The energy sector is 9% of the S&P 500 and an integral part of investor stock portfolios in the expansionary phase of an economic cycle. While those portfolios will be hurt in the near term by the collapse of crude, this may also be viewed as an attractive time to begin positions in the energy sector for those portfolios that are under-exposed to the sector. Since the best bargains are often found in the times of greatest pessimism, we will search for stocks in those energy companies that we believe are best equipped to survive the decline in oil prices and will likely recover the most when oil prices stabilize at a higher, more rational price in line with historical trends. For those portfolios with a significant energy exposure, we will also look for stocks of manufacturing and transportation companies that use crude oil as an important input of production and will therefore profit the most from low oil prices.
A silver lining in the oil price collapse is that U.S. consumers will benefit from lower gasoline prices and lower home heating bills during the winter months. This may help retailers during the holiday season as shoppers will have more disposable income. Additionally, the Eurozone is a major oil importer, so the drop in oil prices may provide a much needed boost for the struggling European economy.
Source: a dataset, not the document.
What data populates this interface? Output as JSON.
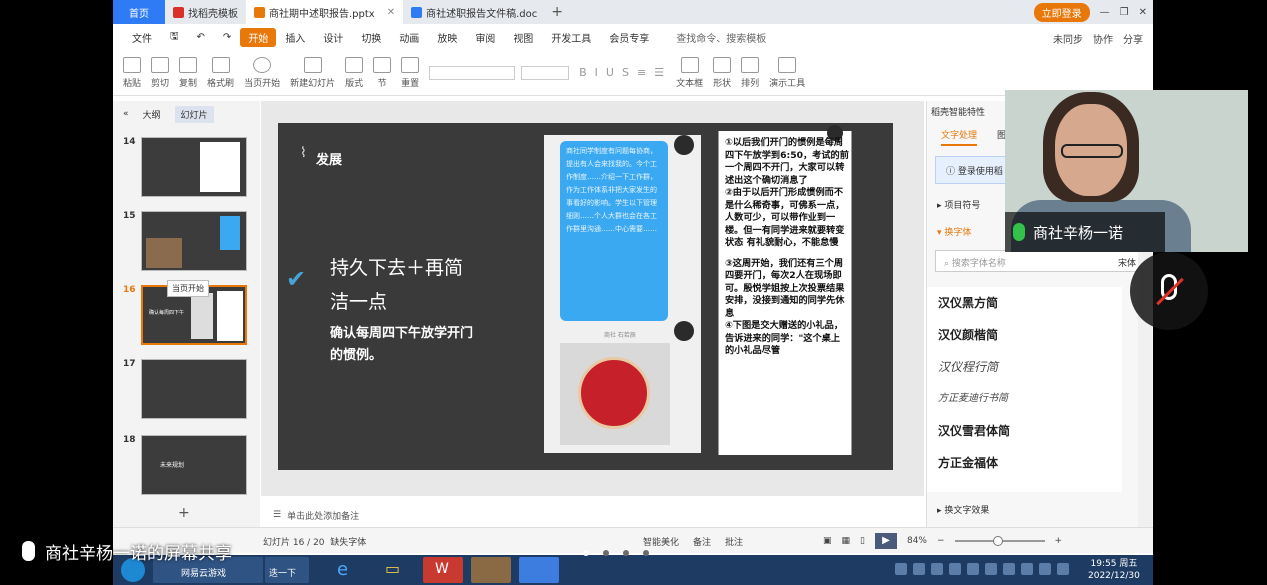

Lastly, we do not believe that $65 per barrel oil prices are here to stay for the long term. While Saudi Arabia can withstand low oil prices for an extended period of time, countries like Iran, Russia and Venezuela need significantly higher oil prices over $100 per barrel to balance their budgets. It is likely that these countries will apply pressure to other oil producing nations to raise prices if prices stay low for an extended period of time. Further, we expect U.S. producers to eventually begin reducing production, however it will take time for reduced spending on drilling to impact oil prices.